At libraries and museums, the dedicated person has been trying very hard to dig out these valuable materials to help beef up the exhibits on my site. Sometimes these materials were buried deep underneath other items piled up in the basements of these museums, and totally unattended as if they were trash.
I encountered Shohei on the Cyber Museum. He is in his mid-30s. Since graduating from university where he majored in photographic art, he has been working at a small shop dealing in traditional cameras.
So aeronautics is very foreign to his educational and occupational background. He says he is still not really interested in aircraft as such. According to him, the only thing that has made him deeply engaged in what he is doing, after work, is personal relations he has developed with his customers.
His clientele are predominantly elderly people except for a handful of professional photographers. And among these old people there are not a few retired aeronautical engineers. I don't know why, but traditionally those who specialize in aeronautics tend to become hooked on cameras. (My father, too, treasured his Leica in his lifetime.)
This is how Shohei has become personally involved in the preservation of Japan's history of aviation. Some of these retired engineers have already passed away, but those who are still living the last days of their lives keep telling him the stories about their unfulfilled dreams every time they drop in the camera shop. They also provided him with materials he had been looking for, to no avail, at libraries and museums.
Shohei summarizes his part of the story this way: "It is a series of coincidences that has made me do what I'm doing right now. I take it as my destiny."
Actually he doesn't look like one who believes in fatalism. So I was still wondering how come this guy keeps looking for these materials so enthusiastically, expecting no rewards.
A couple of weeks ago, he sent me a CD that contained an e-book he wrote by MS Word. Properties Dialog Box says these files are as voluminous as 25 MB altogether, including spaces and JPG files inserted here and there. (A Japanese character takes up 2 bytes.)
Again, he says he has no intention to make it a "real" book bearing an ISBN in expectation of royalty income. At any rate, he knows that given this climate where there is no tradition to hand down intellectual legacies to posterity, it wouldn't sell.
The e-book depicts a factual story about his encounters with these retired aeronautical engineers.

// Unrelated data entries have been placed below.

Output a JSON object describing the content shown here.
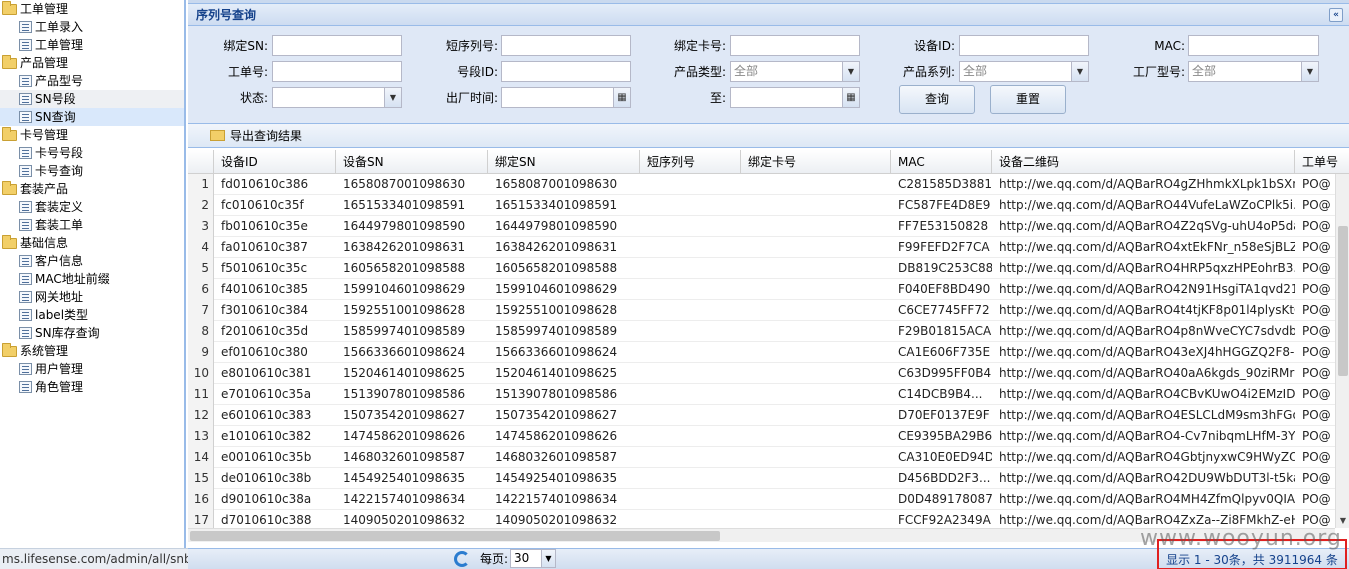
{
  "sidebar": {
    "groups": [
      {
        "label": "工单管理",
        "items": [
          "工单录入",
          "工单管理"
        ]
      },
      {
        "label": "产品管理",
        "items": [
          "产品型号",
          "SN号段",
          "SN查询"
        ]
      },
      {
        "label": "卡号管理",
        "items": [
          "卡号号段",
          "卡号查询"
        ]
      },
      {
        "label": "套装产品",
        "items": [
          "套装定义",
          "套装工单"
        ]
      },
      {
        "label": "基础信息",
        "items": [
          "客户信息",
          "MAC地址前缀",
          "网关地址",
          "label类型",
          "SN库存查询"
        ]
      },
      {
        "label": "系统管理",
        "items": [
          "用户管理",
          "角色管理"
        ]
      }
    ],
    "hover_item": "SN号段",
    "selected_item": "SN查询"
  },
  "panel": {
    "title": "序列号查询",
    "collapse_glyph": "«"
  },
  "form": {
    "labels": {
      "bind_sn": "绑定SN:",
      "short_serial": "短序列号:",
      "bind_card": "绑定卡号:",
      "device_id": "设备ID:",
      "mac": "MAC:",
      "work_order_no": "工单号:",
      "segment_id": "号段ID:",
      "product_type": "产品类型:",
      "product_series": "产品系列:",
      "factory_model": "工厂型号:",
      "status": "状态:",
      "factory_time": "出厂时间:",
      "to": "至:"
    },
    "select_values": {
      "product_type": "全部",
      "product_series": "全部",
      "factory_model": "全部"
    },
    "buttons": {
      "query": "查询",
      "reset": "重置"
    }
  },
  "toolbar": {
    "export_label": "导出查询结果"
  },
  "table": {
    "columns": [
      "设备ID",
      "设备SN",
      "绑定SN",
      "短序列号",
      "绑定卡号",
      "MAC",
      "设备二维码",
      "工单号"
    ],
    "rows": [
      [
        "1",
        "fd010610c386",
        "1658087001098630",
        "1658087001098630",
        "",
        "",
        "C281585D3881",
        "http://we.qq.com/d/AQBarRO4gZHhmkXLpk1bSXn...",
        "PO@"
      ],
      [
        "2",
        "fc010610c35f",
        "1651533401098591",
        "1651533401098591",
        "",
        "",
        "FC587FE4D8E9",
        "http://we.qq.com/d/AQBarRO44VufeLaWZoCPlk5i...",
        "PO@"
      ],
      [
        "3",
        "fb010610c35e",
        "1644979801098590",
        "1644979801098590",
        "",
        "",
        "FF7E53150828",
        "http://we.qq.com/d/AQBarRO4Z2qSVg-uhU4oP5dal...",
        "PO@"
      ],
      [
        "4",
        "fa010610c387",
        "1638426201098631",
        "1638426201098631",
        "",
        "",
        "F99FEFD2F7CA",
        "http://we.qq.com/d/AQBarRO4xtEkFNr_n58eSjBLZs...",
        "PO@"
      ],
      [
        "5",
        "f5010610c35c",
        "1605658201098588",
        "1605658201098588",
        "",
        "",
        "DB819C253C88",
        "http://we.qq.com/d/AQBarRO4HRP5qxzHPEohrB3...",
        "PO@"
      ],
      [
        "6",
        "f4010610c385",
        "1599104601098629",
        "1599104601098629",
        "",
        "",
        "F040EF8BD490",
        "http://we.qq.com/d/AQBarRO42N91HsgiTA1qvd21c...",
        "PO@"
      ],
      [
        "7",
        "f3010610c384",
        "1592551001098628",
        "1592551001098628",
        "",
        "",
        "C6CE7745FF72",
        "http://we.qq.com/d/AQBarRO4t4tjKF8p01l4plysKtG...",
        "PO@"
      ],
      [
        "8",
        "f2010610c35d",
        "1585997401098589",
        "1585997401098589",
        "",
        "",
        "F29B01815ACA",
        "http://we.qq.com/d/AQBarRO4p8nWveCYC7sdvdbY...",
        "PO@"
      ],
      [
        "9",
        "ef010610c380",
        "1566336601098624",
        "1566336601098624",
        "",
        "",
        "CA1E606F735E",
        "http://we.qq.com/d/AQBarRO43eXJ4hHGGZQ2F8-...",
        "PO@"
      ],
      [
        "10",
        "e8010610c381",
        "1520461401098625",
        "1520461401098625",
        "",
        "",
        "C63D995FF0B4",
        "http://we.qq.com/d/AQBarRO40aA6kgds_90ziRMr1...",
        "PO@"
      ],
      [
        "11",
        "e7010610c35a",
        "1513907801098586",
        "1513907801098586",
        "",
        "",
        "C14DCB9B4...",
        "http://we.qq.com/d/AQBarRO4CBvKUwO4i2EMzIDV...",
        "PO@"
      ],
      [
        "12",
        "e6010610c383",
        "1507354201098627",
        "1507354201098627",
        "",
        "",
        "D70EF0137E9F",
        "http://we.qq.com/d/AQBarRO4ESLCLdM9sm3hFGo...",
        "PO@"
      ],
      [
        "13",
        "e1010610c382",
        "1474586201098626",
        "1474586201098626",
        "",
        "",
        "CE9395BA29B6",
        "http://we.qq.com/d/AQBarRO4-Cv7nibqmLHfM-3Y2...",
        "PO@"
      ],
      [
        "14",
        "e0010610c35b",
        "1468032601098587",
        "1468032601098587",
        "",
        "",
        "CA310E0ED94D",
        "http://we.qq.com/d/AQBarRO4GbtjnyxwC9HWyZO0...",
        "PO@"
      ],
      [
        "15",
        "de010610c38b",
        "1454925401098635",
        "1454925401098635",
        "",
        "",
        "D456BDD2F3...",
        "http://we.qq.com/d/AQBarRO42DU9WbDUT3l-t5ka...",
        "PO@"
      ],
      [
        "16",
        "d9010610c38a",
        "1422157401098634",
        "1422157401098634",
        "",
        "",
        "D0D489178087",
        "http://we.qq.com/d/AQBarRO4MH4ZfmQlpyv0QIAlPv...",
        "PO@"
      ],
      [
        "17",
        "d7010610c388",
        "1409050201098632",
        "1409050201098632",
        "",
        "",
        "FCCF92A2349A",
        "http://we.qq.com/d/AQBarRO4ZxZa--Zi8FMkhZ-eH2...",
        "PO@"
      ]
    ]
  },
  "paging": {
    "per_page_label": "每页:",
    "per_page_value": "30",
    "display_info": "显示 1 - 30条，共 3911964 条"
  },
  "status_bar": {
    "url": "ms.lifesense.com/admin/all/snbatch.jsp"
  },
  "watermark": "www.wooyun.org"
}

It is a real "page-scroller" because it is written in a lighthearted and humorous touch unlike the book I might have written a couple of years ago. Yet, I was deeply moved by the author's enthusiasm to convey to a limited number of readers the incurable distress these old scientists have suffered since the end of the Pacific War.

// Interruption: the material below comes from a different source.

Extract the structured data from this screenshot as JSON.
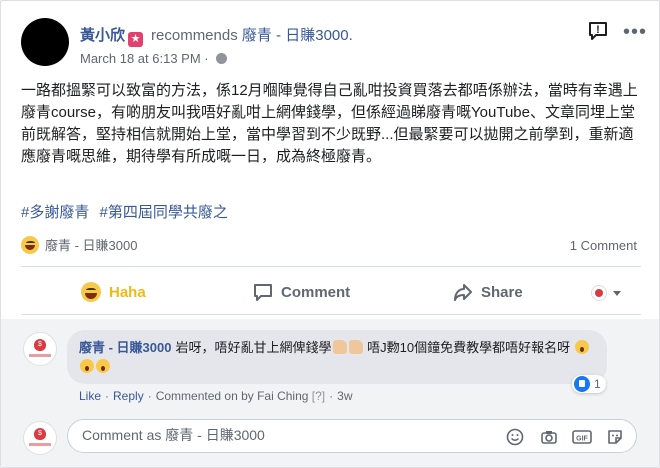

Last week a book written by Haruki Murakami was released here. Just from the author's name, I could tell it would be a total waste of money and time to buy a copy at the price of 1,890 yen. But surprisingly, the first print of one million copies sold out in a matter of a week. The author is well aware that all he has to do is to prostitute himself to the me-too crowd if he wants his book to fly off the shelves.
In stark contrast with the guy who seems to have pocketed more than 200 million yen out of the rubbish last week, Shohei is a man who does not believe money serves as the yardstick of one's success. He never goes with the flow. That's where the way of thinking of the 30-something-year-old has deeply resonated with this old man.
In the middle of the e-book I came across a citation of Mencius' famous words. The Chinese philosopher (photo) says something like this:
"Anyone who accidentally spotted a baby crawling along the edge of a well will never hesitate to dash toward the well to prevent him from falling into it."
Mencius seems to be saying it's instinct that urges the passerby to help the baby out of the imminent crisis; he does so not because he wants to be thanked by the parents or win praise from anyone, or he just dislikes to hear the baby cry.
When I finished with the e-book, I thought everything about Shohei has now all added up.
He is one of the few Japanese who are solely driven by spontaneity. His wholehearted devotion has nothing, whatsoever, to do with empty ideologies or shallow theories other people are toying with all the time.
I love jazz because spontaneity is what it is all about. The YouTube handle of this lady is fancynancystillhasit. My interpretation of her pseudonym is that the Nancy lady still keeps spontaneity despite all the ordeals she seems to have gone through. As long as she has it, I have it, too. My "it" is a world filled with good music like hers and nice folks who are willing to share it with everybody - for absolutely nothing. ·